Print every line of the listing exactly, please.

[Opening Material for this exercise section]

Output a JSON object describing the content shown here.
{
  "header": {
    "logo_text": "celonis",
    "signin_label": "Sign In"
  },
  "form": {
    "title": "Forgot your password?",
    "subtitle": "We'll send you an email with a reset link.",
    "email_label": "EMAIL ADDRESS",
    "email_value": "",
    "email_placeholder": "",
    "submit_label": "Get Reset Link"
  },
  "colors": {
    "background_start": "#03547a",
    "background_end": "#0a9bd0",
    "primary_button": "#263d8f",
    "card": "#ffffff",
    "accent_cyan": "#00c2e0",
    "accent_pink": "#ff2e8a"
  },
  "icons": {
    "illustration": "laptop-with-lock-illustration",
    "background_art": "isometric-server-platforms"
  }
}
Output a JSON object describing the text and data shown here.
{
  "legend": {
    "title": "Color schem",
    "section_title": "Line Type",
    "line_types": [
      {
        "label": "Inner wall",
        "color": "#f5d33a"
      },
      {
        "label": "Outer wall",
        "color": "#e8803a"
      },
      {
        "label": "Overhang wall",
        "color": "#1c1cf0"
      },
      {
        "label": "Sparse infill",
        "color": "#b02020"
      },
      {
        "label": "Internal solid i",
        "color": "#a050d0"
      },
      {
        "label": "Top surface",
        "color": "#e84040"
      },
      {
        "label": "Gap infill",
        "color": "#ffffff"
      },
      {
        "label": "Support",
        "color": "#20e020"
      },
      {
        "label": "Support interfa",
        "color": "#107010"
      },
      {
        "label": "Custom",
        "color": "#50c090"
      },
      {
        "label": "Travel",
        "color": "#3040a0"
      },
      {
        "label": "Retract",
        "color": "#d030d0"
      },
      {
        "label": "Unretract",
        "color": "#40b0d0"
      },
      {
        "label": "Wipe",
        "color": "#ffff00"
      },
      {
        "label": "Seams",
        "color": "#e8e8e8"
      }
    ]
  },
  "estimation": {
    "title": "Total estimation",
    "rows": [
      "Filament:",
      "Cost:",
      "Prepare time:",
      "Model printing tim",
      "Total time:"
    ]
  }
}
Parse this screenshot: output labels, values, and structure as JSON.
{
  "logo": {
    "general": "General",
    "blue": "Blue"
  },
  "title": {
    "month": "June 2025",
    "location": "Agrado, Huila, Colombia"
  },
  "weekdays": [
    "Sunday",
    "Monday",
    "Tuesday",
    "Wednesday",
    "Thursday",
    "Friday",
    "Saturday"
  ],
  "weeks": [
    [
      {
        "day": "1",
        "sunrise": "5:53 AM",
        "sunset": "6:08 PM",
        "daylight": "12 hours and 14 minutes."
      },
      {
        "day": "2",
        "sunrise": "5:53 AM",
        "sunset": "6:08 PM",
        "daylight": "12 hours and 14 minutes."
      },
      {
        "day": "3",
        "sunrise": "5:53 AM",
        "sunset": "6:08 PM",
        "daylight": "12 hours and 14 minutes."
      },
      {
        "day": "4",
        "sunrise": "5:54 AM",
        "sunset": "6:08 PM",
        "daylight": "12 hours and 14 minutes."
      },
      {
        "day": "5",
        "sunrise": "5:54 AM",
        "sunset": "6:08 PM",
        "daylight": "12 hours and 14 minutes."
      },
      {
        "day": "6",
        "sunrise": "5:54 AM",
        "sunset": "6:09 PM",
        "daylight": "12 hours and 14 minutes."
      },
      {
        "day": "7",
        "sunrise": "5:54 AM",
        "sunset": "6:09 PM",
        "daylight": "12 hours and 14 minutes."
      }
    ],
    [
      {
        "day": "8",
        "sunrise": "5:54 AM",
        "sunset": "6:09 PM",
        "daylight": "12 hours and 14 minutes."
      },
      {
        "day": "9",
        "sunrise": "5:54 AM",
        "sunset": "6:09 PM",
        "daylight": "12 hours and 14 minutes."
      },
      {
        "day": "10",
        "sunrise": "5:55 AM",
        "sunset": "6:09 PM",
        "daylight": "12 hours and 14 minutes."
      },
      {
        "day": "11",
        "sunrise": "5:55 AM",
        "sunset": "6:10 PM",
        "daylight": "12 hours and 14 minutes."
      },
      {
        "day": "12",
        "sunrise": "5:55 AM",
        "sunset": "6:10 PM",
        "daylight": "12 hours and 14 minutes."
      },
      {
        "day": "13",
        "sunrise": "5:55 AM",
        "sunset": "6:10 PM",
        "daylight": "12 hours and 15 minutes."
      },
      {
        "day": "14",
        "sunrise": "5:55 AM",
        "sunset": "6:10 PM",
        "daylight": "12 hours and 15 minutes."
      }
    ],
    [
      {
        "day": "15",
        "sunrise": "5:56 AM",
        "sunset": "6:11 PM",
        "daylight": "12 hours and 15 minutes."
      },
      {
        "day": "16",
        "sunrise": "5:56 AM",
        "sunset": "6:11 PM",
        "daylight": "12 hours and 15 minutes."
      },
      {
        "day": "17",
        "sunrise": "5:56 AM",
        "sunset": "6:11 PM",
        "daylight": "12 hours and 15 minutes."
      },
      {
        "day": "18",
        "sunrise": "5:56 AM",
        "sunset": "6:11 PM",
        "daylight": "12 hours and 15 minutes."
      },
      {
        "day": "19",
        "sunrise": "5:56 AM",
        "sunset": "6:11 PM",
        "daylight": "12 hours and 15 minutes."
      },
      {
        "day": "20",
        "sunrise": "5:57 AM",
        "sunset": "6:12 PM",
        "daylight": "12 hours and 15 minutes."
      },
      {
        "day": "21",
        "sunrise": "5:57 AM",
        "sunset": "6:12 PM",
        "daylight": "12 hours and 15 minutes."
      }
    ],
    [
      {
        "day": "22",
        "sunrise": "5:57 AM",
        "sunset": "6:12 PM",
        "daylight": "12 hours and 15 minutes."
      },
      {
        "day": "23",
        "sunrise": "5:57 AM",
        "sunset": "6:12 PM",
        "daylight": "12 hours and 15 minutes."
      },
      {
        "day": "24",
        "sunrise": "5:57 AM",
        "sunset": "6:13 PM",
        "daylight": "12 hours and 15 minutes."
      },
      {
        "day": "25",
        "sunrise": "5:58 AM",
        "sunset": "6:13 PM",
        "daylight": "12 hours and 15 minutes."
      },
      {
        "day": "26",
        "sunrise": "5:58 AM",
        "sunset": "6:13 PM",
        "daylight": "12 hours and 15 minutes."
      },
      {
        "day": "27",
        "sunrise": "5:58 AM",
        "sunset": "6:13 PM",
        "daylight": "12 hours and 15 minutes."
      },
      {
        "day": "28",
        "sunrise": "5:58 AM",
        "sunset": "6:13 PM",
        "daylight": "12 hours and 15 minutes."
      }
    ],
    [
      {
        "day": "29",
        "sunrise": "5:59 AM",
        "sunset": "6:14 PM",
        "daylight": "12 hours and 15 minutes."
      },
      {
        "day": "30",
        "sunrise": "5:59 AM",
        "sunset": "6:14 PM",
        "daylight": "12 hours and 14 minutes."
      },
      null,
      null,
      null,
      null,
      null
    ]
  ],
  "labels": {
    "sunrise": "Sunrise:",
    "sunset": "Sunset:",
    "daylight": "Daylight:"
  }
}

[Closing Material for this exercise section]

- [Output of the exercise]
Output a JSON object describing the content shown here.
{
  "header": {
    "logo_text": "celonis",
    "signin_label": "Sign In"
  },
  "form": {
    "title": "Forgot your password?",
    "subtitle": "We'll send you an email with a reset link.",
    "email_label": "EMAIL ADDRESS",
    "email_value": "",
    "email_placeholder": "",
    "submit_label": "Get Reset Link"
  },
  "colors": {
    "background_start": "#03547a",
    "background_end": "#0a9bd0",
    "primary_button": "#263d8f",
    "card": "#ffffff",
    "accent_cyan": "#00c2e0",
    "accent_pink": "#ff2e8a"
  },
  "icons": {
    "illustration": "laptop-with-lock-illustration",
    "background_art": "isometric-server-platforms"
  }
}
Output a JSON object describing the text and data shown here.
{
  "legend": {
    "title": "Color schem",
    "section_title": "Line Type",
    "line_types": [
      {
        "label": "Inner wall",
        "color": "#f5d33a"
      },
      {
        "label": "Outer wall",
        "color": "#e8803a"
      },
      {
        "label": "Overhang wall",
        "color": "#1c1cf0"
      },
      {
        "label": "Sparse infill",
        "color": "#b02020"
      },
      {
        "label": "Internal solid i",
        "color": "#a050d0"
      },
      {
        "label": "Top surface",
        "color": "#e84040"
      },
      {
        "label": "Gap infill",
        "color": "#ffffff"
      },
      {
        "label": "Support",
        "color": "#20e020"
      },
      {
        "label": "Support interfa",
        "color": "#107010"
      },
      {
        "label": "Custom",
        "color": "#50c090"
      },
      {
        "label": "Travel",
        "color": "#3040a0"
      },
      {
        "label": "Retract",
        "color": "#d030d0"
      },
      {
        "label": "Unretract",
        "color": "#40b0d0"
      },
      {
        "label": "Wipe",
        "color": "#ffff00"
      },
      {
        "label": "Seams",
        "color": "#e8e8e8"
      }
    ]
  },
  "estimation": {
    "title": "Total estimation",
    "rows": [
      "Filament:",
      "Cost:",
      "Prepare time:",
      "Model printing tim",
      "Total time:"
    ]
  }
}
Parse this screenshot: output labels, values, and structure as JSON.
{
  "logo": {
    "general": "General",
    "blue": "Blue"
  },
  "title": {
    "month": "June 2025",
    "location": "Agrado, Huila, Colombia"
  },
  "weekdays": [
    "Sunday",
    "Monday",
    "Tuesday",
    "Wednesday",
    "Thursday",
    "Friday",
    "Saturday"
  ],
  "weeks": [
    [
      {
        "day": "1",
        "sunrise": "5:53 AM",
        "sunset": "6:08 PM",
        "daylight": "12 hours and 14 minutes."
      },
      {
        "day": "2",
        "sunrise": "5:53 AM",
        "sunset": "6:08 PM",
        "daylight": "12 hours and 14 minutes."
      },
      {
        "day": "3",
        "sunrise": "5:53 AM",
        "sunset": "6:08 PM",
        "daylight": "12 hours and 14 minutes."
      },
      {
        "day": "4",
        "sunrise": "5:54 AM",
        "sunset": "6:08 PM",
        "daylight": "12 hours and 14 minutes."
      },
      {
        "day": "5",
        "sunrise": "5:54 AM",
        "sunset": "6:08 PM",
        "daylight": "12 hours and 14 minutes."
      },
      {
        "day": "6",
        "sunrise": "5:54 AM",
        "sunset": "6:09 PM",
        "daylight": "12 hours and 14 minutes."
      },
      {
        "day": "7",
        "sunrise": "5:54 AM",
        "sunset": "6:09 PM",
        "daylight": "12 hours and 14 minutes."
      }
    ],
    [
      {
        "day": "8",
        "sunrise": "5:54 AM",
        "sunset": "6:09 PM",
        "daylight": "12 hours and 14 minutes."
      },
      {
        "day": "9",
        "sunrise": "5:54 AM",
        "sunset": "6:09 PM",
        "daylight": "12 hours and 14 minutes."
      },
      {
        "day": "10",
        "sunrise": "5:55 AM",
        "sunset": "6:09 PM",
        "daylight": "12 hours and 14 minutes."
      },
      {
        "day": "11",
        "sunrise": "5:55 AM",
        "sunset": "6:10 PM",
        "daylight": "12 hours and 14 minutes."
      },
      {
        "day": "12",
        "sunrise": "5:55 AM",
        "sunset": "6:10 PM",
        "daylight": "12 hours and 14 minutes."
      },
      {
        "day": "13",
        "sunrise": "5:55 AM",
        "sunset": "6:10 PM",
        "daylight": "12 hours and 15 minutes."
      },
      {
        "day": "14",
        "sunrise": "5:55 AM",
        "sunset": "6:10 PM",
        "daylight": "12 hours and 15 minutes."
      }
    ],
    [
      {
        "day": "15",
        "sunrise": "5:56 AM",
        "sunset": "6:11 PM",
        "daylight": "12 hours and 15 minutes."
      },
      {
        "day": "16",
        "sunrise": "5:56 AM",
        "sunset": "6:11 PM",
        "daylight": "12 hours and 15 minutes."
      },
      {
        "day": "17",
        "sunrise": "5:56 AM",
        "sunset": "6:11 PM",
        "daylight": "12 hours and 15 minutes."
      },
      {
        "day": "18",
        "sunrise": "5:56 AM",
        "sunset": "6:11 PM",
        "daylight": "12 hours and 15 minutes."
      },
      {
        "day": "19",
        "sunrise": "5:56 AM",
        "sunset": "6:11 PM",
        "daylight": "12 hours and 15 minutes."
      },
      {
        "day": "20",
        "sunrise": "5:57 AM",
        "sunset": "6:12 PM",
        "daylight": "12 hours and 15 minutes."
      },
      {
        "day": "21",
        "sunrise": "5:57 AM",
        "sunset": "6:12 PM",
        "daylight": "12 hours and 15 minutes."
      }
    ],
    [
      {
        "day": "22",
        "sunrise": "5:57 AM",
        "sunset": "6:12 PM",
        "daylight": "12 hours and 15 minutes."
      },
      {
        "day": "23",
        "sunrise": "5:57 AM",
        "sunset": "6:12 PM",
        "daylight": "12 hours and 15 minutes."
      },
      {
        "day": "24",
        "sunrise": "5:57 AM",
        "sunset": "6:13 PM",
        "daylight": "12 hours and 15 minutes."
      },
      {
        "day": "25",
        "sunrise": "5:58 AM",
        "sunset": "6:13 PM",
        "daylight": "12 hours and 15 minutes."
      },
      {
        "day": "26",
        "sunrise": "5:58 AM",
        "sunset": "6:13 PM",
        "daylight": "12 hours and 15 minutes."
      },
      {
        "day": "27",
        "sunrise": "5:58 AM",
        "sunset": "6:13 PM",
        "daylight": "12 hours and 15 minutes."
      },
      {
        "day": "28",
        "sunrise": "5:58 AM",
        "sunset": "6:13 PM",
        "daylight": "12 hours and 15 minutes."
      }
    ],
    [
      {
        "day": "29",
        "sunrise": "5:59 AM",
        "sunset": "6:14 PM",
        "daylight": "12 hours and 15 minutes."
      },
      {
        "day": "30",
        "sunrise": "5:59 AM",
        "sunset": "6:14 PM",
        "daylight": "12 hours and 14 minutes."
      },
      null,
      null,
      null,
      null,
      null
    ]
  ],
  "labels": {
    "sunrise": "Sunrise:",
    "sunset": "Sunset:",
    "daylight": "Daylight:"
  }
}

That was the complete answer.